» Work instruction:
Look through the data below for the string "name", and copy every line where it turns up.

^^^^

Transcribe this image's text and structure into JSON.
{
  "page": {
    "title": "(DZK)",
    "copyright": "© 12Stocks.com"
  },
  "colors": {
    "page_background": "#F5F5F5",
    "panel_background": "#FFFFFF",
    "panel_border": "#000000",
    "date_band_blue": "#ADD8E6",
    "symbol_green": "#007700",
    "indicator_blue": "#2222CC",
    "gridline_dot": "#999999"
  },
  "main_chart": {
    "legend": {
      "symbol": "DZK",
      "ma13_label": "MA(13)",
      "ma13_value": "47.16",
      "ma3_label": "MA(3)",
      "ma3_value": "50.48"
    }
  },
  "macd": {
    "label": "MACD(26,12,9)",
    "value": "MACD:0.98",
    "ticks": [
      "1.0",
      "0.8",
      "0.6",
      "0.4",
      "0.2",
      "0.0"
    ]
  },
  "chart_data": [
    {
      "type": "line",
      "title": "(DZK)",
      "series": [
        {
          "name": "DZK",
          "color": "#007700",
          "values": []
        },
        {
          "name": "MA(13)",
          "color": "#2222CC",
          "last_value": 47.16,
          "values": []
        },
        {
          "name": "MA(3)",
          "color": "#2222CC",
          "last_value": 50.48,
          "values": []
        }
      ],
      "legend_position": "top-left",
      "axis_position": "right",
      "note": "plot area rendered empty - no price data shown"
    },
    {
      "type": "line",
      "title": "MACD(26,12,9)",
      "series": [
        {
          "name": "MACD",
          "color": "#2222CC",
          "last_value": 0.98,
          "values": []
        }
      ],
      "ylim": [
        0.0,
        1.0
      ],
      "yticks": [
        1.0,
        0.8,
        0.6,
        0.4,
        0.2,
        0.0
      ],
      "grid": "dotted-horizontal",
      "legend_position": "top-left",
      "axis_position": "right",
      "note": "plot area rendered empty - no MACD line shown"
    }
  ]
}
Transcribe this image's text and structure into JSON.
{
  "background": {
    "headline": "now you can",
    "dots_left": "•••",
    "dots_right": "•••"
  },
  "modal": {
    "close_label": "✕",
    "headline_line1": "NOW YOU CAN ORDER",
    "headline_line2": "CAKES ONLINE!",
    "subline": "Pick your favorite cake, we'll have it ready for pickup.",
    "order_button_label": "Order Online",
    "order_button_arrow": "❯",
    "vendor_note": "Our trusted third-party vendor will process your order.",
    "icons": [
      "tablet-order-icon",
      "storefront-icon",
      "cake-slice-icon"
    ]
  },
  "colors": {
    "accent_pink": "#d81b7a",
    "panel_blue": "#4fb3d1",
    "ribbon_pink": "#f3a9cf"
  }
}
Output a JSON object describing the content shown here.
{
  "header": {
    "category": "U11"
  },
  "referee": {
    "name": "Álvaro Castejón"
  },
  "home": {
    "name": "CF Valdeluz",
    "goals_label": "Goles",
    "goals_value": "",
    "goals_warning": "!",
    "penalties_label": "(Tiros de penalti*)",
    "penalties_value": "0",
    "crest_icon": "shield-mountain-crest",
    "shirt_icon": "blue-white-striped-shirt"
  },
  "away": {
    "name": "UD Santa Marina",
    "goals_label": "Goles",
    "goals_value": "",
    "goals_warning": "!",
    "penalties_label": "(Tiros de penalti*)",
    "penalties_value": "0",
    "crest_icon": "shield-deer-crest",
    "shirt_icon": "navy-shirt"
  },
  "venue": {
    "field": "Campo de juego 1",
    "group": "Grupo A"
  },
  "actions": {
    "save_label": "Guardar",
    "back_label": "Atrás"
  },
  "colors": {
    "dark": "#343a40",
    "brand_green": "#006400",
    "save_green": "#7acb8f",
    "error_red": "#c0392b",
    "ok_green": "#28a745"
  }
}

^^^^

» Finished task:
          "name": "DZK",
          "name": "MA(13)",
          "name": "MA(3)",
          "name": "MACD",
    "name": "Álvaro Castejón"
    "name": "CF Valdeluz",
    "name": "UD Santa Marina",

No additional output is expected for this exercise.